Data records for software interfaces
——————————
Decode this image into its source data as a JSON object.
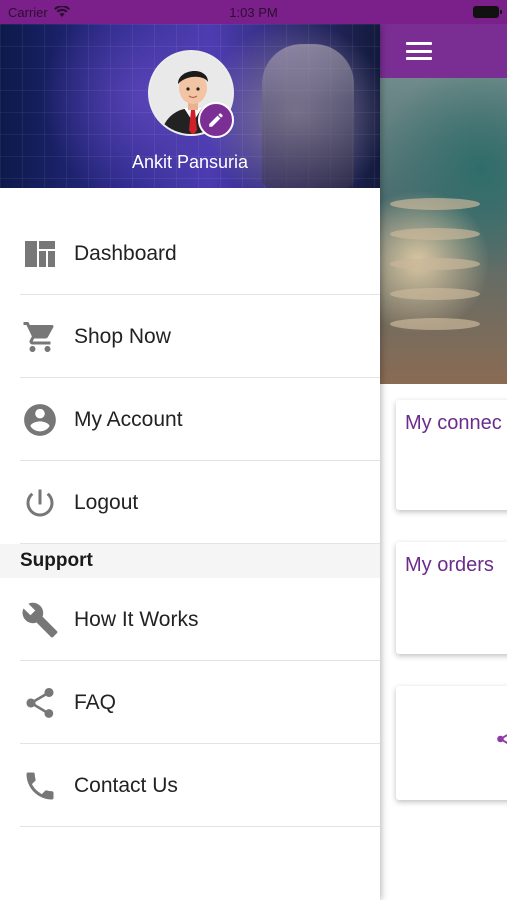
{
  "status_bar": {
    "carrier": "Carrier",
    "time": "1:03 PM"
  },
  "drawer": {
    "user_name": "Ankit Pansuria",
    "menu_items": [
      {
        "label": "Dashboard",
        "icon": "dashboard-icon"
      },
      {
        "label": "Shop Now",
        "icon": "cart-icon"
      },
      {
        "label": "My Account",
        "icon": "account-circle-icon"
      },
      {
        "label": "Logout",
        "icon": "power-icon"
      }
    ],
    "support_header": "Support",
    "support_items": [
      {
        "label": "How It Works",
        "icon": "wrench-icon"
      },
      {
        "label": "FAQ",
        "icon": "share-icon"
      },
      {
        "label": "Contact Us",
        "icon": "phone-icon"
      }
    ]
  },
  "main": {
    "cards": [
      "My connec",
      "My orders"
    ]
  },
  "colors": {
    "primary": "#7a2e93",
    "status_bar": "#7b1f8a",
    "card_text": "#6b2c8c"
  }
}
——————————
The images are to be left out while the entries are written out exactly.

[Solution to this task]
Decode this image into its source data as a JSON object.
{
  "status_bar": {
    "carrier": "Carrier",
    "time": "1:03 PM"
  },
  "drawer": {
    "user_name": "Ankit Pansuria",
    "menu_items": [
      {
        "label": "Dashboard",
        "icon": "dashboard-icon"
      },
      {
        "label": "Shop Now",
        "icon": "cart-icon"
      },
      {
        "label": "My Account",
        "icon": "account-circle-icon"
      },
      {
        "label": "Logout",
        "icon": "power-icon"
      }
    ],
    "support_header": "Support",
    "support_items": [
      {
        "label": "How It Works",
        "icon": "wrench-icon"
      },
      {
        "label": "FAQ",
        "icon": "share-icon"
      },
      {
        "label": "Contact Us",
        "icon": "phone-icon"
      }
    ]
  },
  "main": {
    "cards": [
      "My connec",
      "My orders"
    ]
  },
  "colors": {
    "primary": "#7a2e93",
    "status_bar": "#7b1f8a",
    "card_text": "#6b2c8c"
  }
}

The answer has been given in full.